In a nut shell CETA and TTIP and the increasing power of corporations equate to the hollowing out of what democracy we have left and our political system and governments will be  further  weakened as the power and influence of the corporations is consolidated. The European Commission and our governments are trading away democracy.We need to build a campaign here in Ireland to oppose these proposed agreements. We need to do it in the interests of democracy and we need to do it in to protect both citizens and workers alike.

Colleagues, in an effort to redress some of these inequalities Congress has developed a 10 point plan for workers. We have communicated this to all political parties in the Republic of Ireland.

We are demanding

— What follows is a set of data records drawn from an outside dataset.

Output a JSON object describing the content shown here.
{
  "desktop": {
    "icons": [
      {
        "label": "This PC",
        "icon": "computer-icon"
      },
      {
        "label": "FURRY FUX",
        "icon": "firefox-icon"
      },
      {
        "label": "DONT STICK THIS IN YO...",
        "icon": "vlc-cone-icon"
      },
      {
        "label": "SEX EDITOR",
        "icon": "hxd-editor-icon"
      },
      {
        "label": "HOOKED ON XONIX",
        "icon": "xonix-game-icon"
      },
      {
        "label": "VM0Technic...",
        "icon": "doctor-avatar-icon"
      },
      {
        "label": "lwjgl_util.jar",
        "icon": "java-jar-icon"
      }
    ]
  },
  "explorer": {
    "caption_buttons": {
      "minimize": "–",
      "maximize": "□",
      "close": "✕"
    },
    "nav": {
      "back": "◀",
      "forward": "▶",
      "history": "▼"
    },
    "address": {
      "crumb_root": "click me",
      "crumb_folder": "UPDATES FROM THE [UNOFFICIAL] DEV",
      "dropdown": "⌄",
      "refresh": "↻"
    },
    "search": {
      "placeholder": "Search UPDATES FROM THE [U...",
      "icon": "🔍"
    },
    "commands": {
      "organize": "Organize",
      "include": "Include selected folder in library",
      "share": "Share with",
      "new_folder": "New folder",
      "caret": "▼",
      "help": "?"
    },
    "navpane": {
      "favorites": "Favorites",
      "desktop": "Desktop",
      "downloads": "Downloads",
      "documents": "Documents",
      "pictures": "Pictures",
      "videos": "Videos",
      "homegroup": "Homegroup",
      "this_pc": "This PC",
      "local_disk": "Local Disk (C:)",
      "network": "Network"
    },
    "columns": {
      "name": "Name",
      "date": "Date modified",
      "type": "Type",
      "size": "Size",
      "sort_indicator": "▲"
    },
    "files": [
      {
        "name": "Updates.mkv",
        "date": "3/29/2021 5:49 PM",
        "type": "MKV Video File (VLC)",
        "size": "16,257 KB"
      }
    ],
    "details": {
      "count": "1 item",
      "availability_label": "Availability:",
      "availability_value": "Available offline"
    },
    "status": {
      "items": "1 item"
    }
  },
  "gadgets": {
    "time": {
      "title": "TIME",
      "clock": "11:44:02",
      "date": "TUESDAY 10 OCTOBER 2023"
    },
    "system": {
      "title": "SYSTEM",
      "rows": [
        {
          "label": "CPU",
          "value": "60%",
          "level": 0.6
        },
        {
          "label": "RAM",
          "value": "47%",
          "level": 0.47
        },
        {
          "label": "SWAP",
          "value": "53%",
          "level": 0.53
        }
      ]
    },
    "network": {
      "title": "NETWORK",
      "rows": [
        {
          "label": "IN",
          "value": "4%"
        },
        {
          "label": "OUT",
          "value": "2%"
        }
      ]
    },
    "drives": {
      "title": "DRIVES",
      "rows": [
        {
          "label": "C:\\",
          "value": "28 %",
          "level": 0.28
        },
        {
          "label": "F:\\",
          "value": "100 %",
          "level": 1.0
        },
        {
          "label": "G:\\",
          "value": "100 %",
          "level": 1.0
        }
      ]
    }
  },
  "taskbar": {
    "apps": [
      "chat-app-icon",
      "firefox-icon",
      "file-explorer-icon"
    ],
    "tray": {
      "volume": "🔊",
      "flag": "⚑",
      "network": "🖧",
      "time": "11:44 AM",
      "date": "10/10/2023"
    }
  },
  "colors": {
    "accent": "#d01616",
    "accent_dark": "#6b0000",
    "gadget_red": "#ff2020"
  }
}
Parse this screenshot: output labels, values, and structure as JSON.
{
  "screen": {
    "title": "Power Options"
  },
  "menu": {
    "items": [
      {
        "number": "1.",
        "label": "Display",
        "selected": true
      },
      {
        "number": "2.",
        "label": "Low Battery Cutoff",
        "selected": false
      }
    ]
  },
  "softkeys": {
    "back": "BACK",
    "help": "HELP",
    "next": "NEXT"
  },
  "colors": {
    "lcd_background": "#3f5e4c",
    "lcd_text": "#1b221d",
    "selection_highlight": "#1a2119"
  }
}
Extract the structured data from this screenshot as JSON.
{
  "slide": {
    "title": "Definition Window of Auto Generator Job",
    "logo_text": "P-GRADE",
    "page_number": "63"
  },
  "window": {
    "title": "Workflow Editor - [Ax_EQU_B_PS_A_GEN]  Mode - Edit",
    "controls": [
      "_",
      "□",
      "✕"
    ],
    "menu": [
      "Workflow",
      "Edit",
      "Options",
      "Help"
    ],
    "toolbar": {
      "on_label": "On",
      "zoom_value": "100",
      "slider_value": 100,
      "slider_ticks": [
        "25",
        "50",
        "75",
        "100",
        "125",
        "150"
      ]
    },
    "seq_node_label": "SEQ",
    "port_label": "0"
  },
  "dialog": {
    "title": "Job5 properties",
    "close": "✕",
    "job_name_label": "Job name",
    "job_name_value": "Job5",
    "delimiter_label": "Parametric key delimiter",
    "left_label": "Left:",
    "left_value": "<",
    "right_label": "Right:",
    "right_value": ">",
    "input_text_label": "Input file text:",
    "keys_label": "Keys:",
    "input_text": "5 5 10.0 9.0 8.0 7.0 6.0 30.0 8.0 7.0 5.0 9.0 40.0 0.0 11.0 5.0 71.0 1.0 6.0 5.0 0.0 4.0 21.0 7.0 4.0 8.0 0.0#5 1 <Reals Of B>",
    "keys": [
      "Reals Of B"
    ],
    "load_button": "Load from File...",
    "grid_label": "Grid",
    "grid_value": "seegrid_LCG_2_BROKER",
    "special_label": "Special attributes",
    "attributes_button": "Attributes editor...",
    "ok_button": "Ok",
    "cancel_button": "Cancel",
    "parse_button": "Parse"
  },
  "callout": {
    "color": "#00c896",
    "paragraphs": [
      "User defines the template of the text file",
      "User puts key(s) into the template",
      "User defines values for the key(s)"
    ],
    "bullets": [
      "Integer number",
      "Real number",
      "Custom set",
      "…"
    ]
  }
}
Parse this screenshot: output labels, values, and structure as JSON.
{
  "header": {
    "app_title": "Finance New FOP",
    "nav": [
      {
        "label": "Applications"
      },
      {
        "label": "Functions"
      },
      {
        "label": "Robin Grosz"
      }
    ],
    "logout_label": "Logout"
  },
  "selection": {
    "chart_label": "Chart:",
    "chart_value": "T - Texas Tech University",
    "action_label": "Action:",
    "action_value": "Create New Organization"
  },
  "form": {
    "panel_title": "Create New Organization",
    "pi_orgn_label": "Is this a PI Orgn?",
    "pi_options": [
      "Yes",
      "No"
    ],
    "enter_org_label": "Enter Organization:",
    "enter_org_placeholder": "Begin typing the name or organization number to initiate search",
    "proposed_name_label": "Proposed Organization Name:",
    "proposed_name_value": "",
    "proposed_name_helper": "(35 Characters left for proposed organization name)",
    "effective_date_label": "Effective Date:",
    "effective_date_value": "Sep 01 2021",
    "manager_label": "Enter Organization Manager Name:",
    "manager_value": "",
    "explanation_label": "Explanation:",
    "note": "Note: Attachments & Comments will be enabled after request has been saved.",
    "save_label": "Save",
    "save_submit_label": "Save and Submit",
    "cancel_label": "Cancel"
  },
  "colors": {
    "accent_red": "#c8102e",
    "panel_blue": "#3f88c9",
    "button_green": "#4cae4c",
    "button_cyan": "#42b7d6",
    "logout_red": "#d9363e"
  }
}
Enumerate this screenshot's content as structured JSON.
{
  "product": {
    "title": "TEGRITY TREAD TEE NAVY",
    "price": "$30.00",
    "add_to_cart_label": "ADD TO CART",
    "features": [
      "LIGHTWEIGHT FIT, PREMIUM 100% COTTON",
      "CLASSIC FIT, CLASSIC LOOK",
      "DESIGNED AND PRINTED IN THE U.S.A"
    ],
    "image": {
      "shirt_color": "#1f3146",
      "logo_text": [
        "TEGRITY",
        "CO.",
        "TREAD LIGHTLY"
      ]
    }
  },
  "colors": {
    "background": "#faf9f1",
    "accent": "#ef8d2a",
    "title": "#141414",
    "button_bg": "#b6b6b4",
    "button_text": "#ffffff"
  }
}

  1. Significant improvements to the pay and terms and conditions of employees and the introduction of statutory mechanisms to deliver these objectives
  1. A democratic, accountable high quality education system which is inclusive, affordable and accessible; with a share of public spending of at least 7% of GDP, with proper contracts and tenure for staff and priority for the educationally disadvantaged and those with special educational needs.
  1. A universal single tiered health system, democratically accountable, responsive to the needs of citizens and with a spend of a minimum of 10%of GDP.
  1. An unprecedented programme of investment in affordable and social housing targeted at resolving the housing crisis by 2019, the 100th anniversary of the 1919 Democratic Programme.
  1. The abolition of the current system of water charges and a referendum to enshrine public ownership and control of our water sector.

In addition we have laid out our demands in relation to Youth, Childcare, and the proper resourcing of our important community sector which employs thousands of workers  delivering vital services.

We also demand a new approach to pensions, no increase in pension age and a positive resolution to the problem created by the increase in the pension age to 66, leaving many workers between the devil and the deep blue sea after they are retired at age 65.

We also need to address the systematic removal of trade union representatives from decision making  processes in this state. We need to reinstate  the  Workers’ Voice to counter that of powerful pro- business interests.

In respect of Northern Ireland let me say that we value devolved government because it has enabled us to avoid or mitigate some of the worst of the Westminster Tory policies. We will continue to campaign against all austerity measures irrespective from where they emanate and we will continue to expose the plans to reduce corporation tax as unacceptable. We will continue to fight privatisation of any public services or functions.

Delegates, guests, the Irish trade union movement will work with all parties that are committed to improving the position of working people, we will criticise and campaign against any injustices and we will work towards the fulfilment of Connolly’s aim to establish a Workers Republic in this country, where it is the people who  exercise the power not  the corporations, not the  home grown capitalists and not institutions such as the European Commission.

I will conclude with the words of Jemmy Hope, perhaps the most radical of the United Irishmen. The import of these  words is as true today as they were when he wrote them.

“It was my settled opinion that the condition of the labouring class was the fundamental question at issue between the rulers and the people, and there could be no solid foundation for liberty, till measures were adopted that went to the root of the evil, and were specially directed to the natural right of the people, the deriving  a subsistence rom the soil on which their labour was expended.”

In the modern context, these words will find a resonance with all those workers who are struggling today for a decent wage, for  fair terms and conditions of employment and for their future employment security.

I wish you success for the remainder of this Ard Fheis  and look forward to working with you and all other progressive forces in Irish society, North and South,  to advance the interests of the Irish Working Class.

Go Raibh Maith Agat